VIESTE SUL GARGANO
For sun and sea, head for this resort on the dramatic Gargano promontory, with the option in summer of travelling onwards to the Trémiti Islands.
3 – BEACHES
Puglia’s coastline is the longest in Italy, boarded by the Ionian and Adriatic seas and home to some of Italy’s best beaches.
BAIA DEI TURCHI
Not far away from the white ancient city of Otranto is Baia Dei Turchi. This is a bay where the Turkish soldiers landed during the Otranto battle and which is a part of the Natural Reserve of the Alimini Lakes. This quiet beach is a heavenly place bordered by lush Mediterranean vegetation. You’ll find both free and beaches equipped with everything you need
This bay is a part of the Natural Reserve of the Alimini Lakes. This quiet beach is a heavenly place bordered by lush Mediterranean vegetation.
Great spot for scuba diving!
Between Gallipoli and Porto Cesareo, it is a natural reserve to discover along a path through broom bushes, cysts and sea lilies. The sea is a light blue light between the rocks, where to dive: Celebrate the Horse Cave, where the oldest remains of Homo sapiens in Europe and the Corvine were found.
Located in the far south of Puglia, Pescoluse is one of the region’s premier beach destinations. Celebrated as the ‘Maldives of Puglia,’ the fine white sands and azure waters are heavenly.
It’s perfect for long relaxing walks at sunrise or sunset.
4 – EXQUISITE FOOD
Puglia is home to some of the finest food and wine Italy has to offer: fresh and healthy.
Try fine olive oils, vegetables, meats, cheeses and orecchiette, the regional speciality pasta.
Puglia is known as the breadbasket of Italy: it produces more olive oil than all the other regions of Italy combined.
It’s famous for cime di rapa (turnip tops), fava beans, figs (fresh and dried), cotognata (a moulded jam made from quinces) and for its melons, grapes, and green cauliflower.
The most distinctive local pasta is orecchiette, ear-shaped pasta that you will still see women making in their doorways in the old part of Bari.
A local meat dish is gnummerieddi: resembling haggis, it’s made by stuffing a lamb gut with minced offal, herbs, and garlic – best grilled over an open fire.
Cheeses are a strong point, including ricotta, cacioricotta, canestrato (sheep’s-milk cheese formed in baskets) and burrata (cream encased in mozzarella, a speciality of Andria). Pair these products with the local durum-wheat bread, the most famous of which, pane di Altamura, carries the DOP seal of quality.

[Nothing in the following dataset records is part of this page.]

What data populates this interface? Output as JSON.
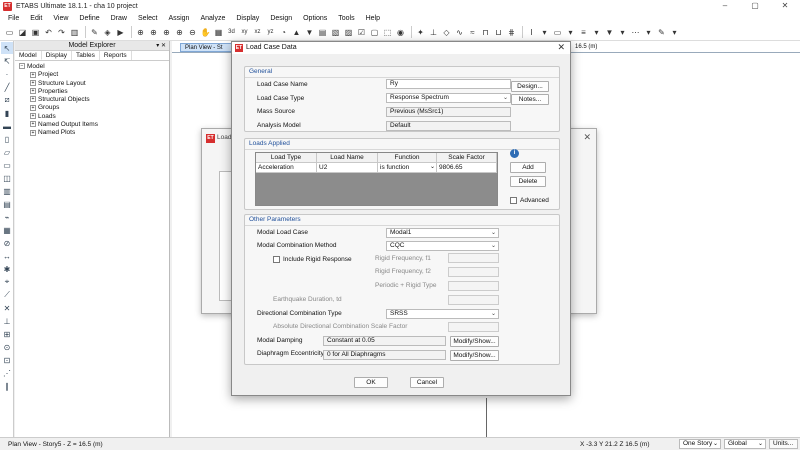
{
  "window": {
    "title": "ETABS Ultimate 18.1.1 - cha 10 project",
    "logo": "ET",
    "minimize": "–",
    "maximize": "▢",
    "close": "✕"
  },
  "menu": [
    "File",
    "Edit",
    "View",
    "Define",
    "Draw",
    "Select",
    "Assign",
    "Analyze",
    "Display",
    "Design",
    "Options",
    "Tools",
    "Help"
  ],
  "explorer": {
    "title": "Model Explorer",
    "tabs": [
      "Model",
      "Display",
      "Tables",
      "Reports"
    ],
    "root": "Model",
    "children": [
      "Project",
      "Structure Layout",
      "Properties",
      "Structural Objects",
      "Groups",
      "Loads",
      "Named Output Items",
      "Named Plots"
    ]
  },
  "view": {
    "plan_tab": "Plan View - St",
    "view3d_tab": "16.5 (m)"
  },
  "bg_dialog": {
    "title": "Load"
  },
  "dialog": {
    "title": "Load Case Data",
    "general": {
      "label": "General",
      "name_label": "Load Case Name",
      "name_value": "Ry",
      "type_label": "Load Case Type",
      "type_value": "Response Spectrum",
      "mass_label": "Mass Source",
      "mass_value": "Previous (MsSrc1)",
      "analysis_label": "Analysis Model",
      "analysis_value": "Default",
      "design_btn": "Design...",
      "notes_btn": "Notes..."
    },
    "loads": {
      "label": "Loads Applied",
      "columns": [
        "Load Type",
        "Load Name",
        "Function",
        "Scale Factor"
      ],
      "row": [
        "Acceleration",
        "U2",
        "is function",
        "9806.65"
      ],
      "add_btn": "Add",
      "delete_btn": "Delete",
      "advanced_label": "Advanced"
    },
    "other": {
      "label": "Other Parameters",
      "modal_case_label": "Modal Load Case",
      "modal_case_value": "Modal1",
      "modal_comb_label": "Modal Combination Method",
      "modal_comb_value": "CQC",
      "rigid_label": "Include Rigid Response",
      "rf1": "Rigid Frequency, f1",
      "rf2": "Rigid Frequency, f2",
      "periodic": "Periodic + Rigid Type",
      "eq_duration": "Earthquake Duration, td",
      "dir_comb_label": "Directional Combination Type",
      "dir_comb_value": "SRSS",
      "abs_dir": "Absolute Directional Combination Scale Factor",
      "damping_label": "Modal Damping",
      "damping_value": "Constant at 0.05",
      "ecc_label": "Diaphragm Eccentricity",
      "ecc_value": "0 for All Diaphragms",
      "modify_btn": "Modify/Show..."
    },
    "ok": "OK",
    "cancel": "Cancel"
  },
  "status": {
    "left": "Plan View - Story5 - Z = 16.5 (m)",
    "coords": "X -3.3  Y 21.2  Z 16.5 (m)",
    "story": "One Story",
    "coord_sys": "Global",
    "units": "Units..."
  }
}
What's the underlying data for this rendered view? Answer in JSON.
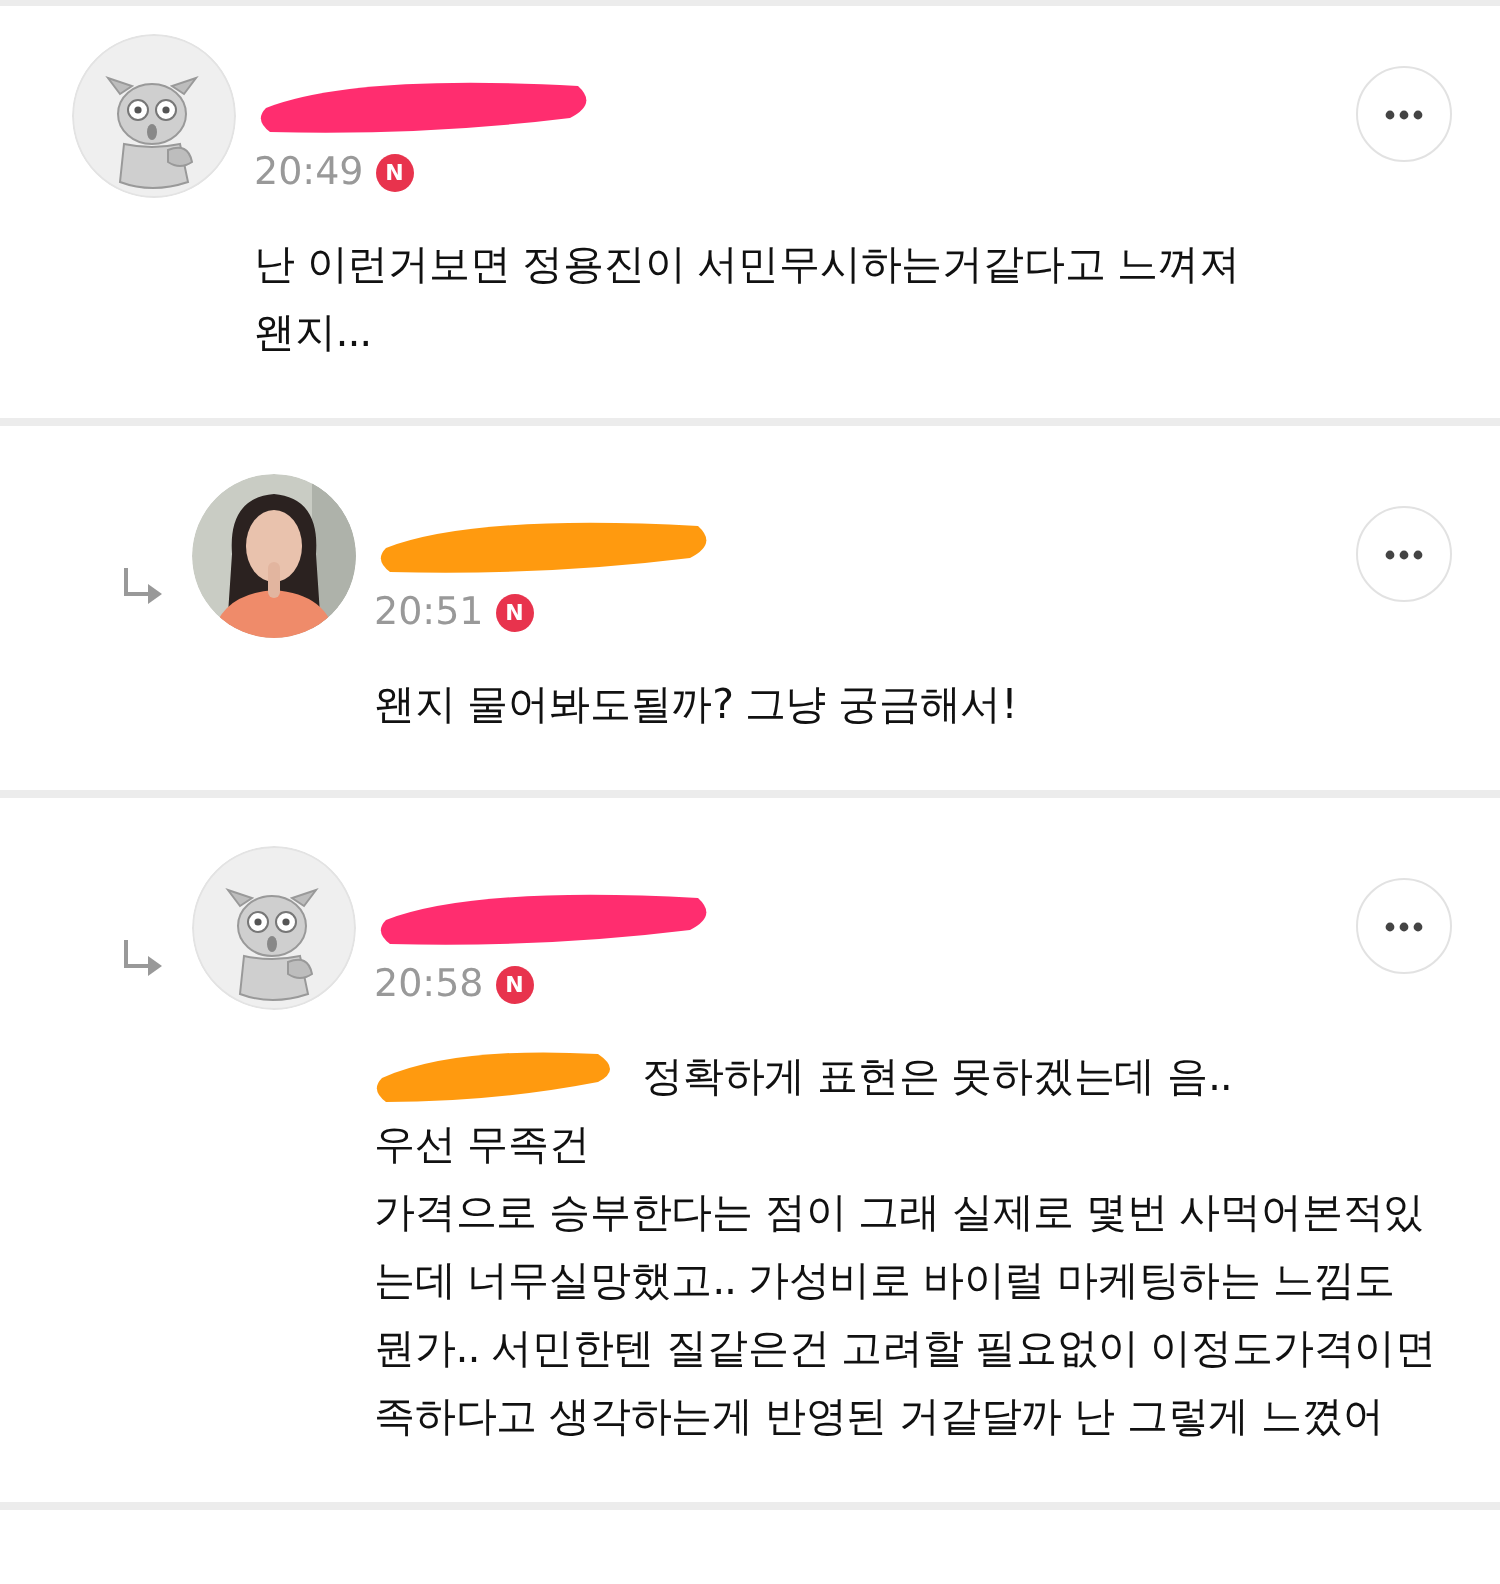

5 – BAROQUE CAPITAL
Right in the heart of Puglia lies Lecce, an exuberant city of Baroque architecture and opulent churches
It is called the “Florence of South” and hosts beautiful Baroque buildings and wonderful churches especially Santa Croce Church, a model of “Barocco Leccese”
The flowery style of “Leccese Baroque” owed as much to the materials to hand as to the skills of the architects: the soft local sandstone could be intricately carved and then became hard with age.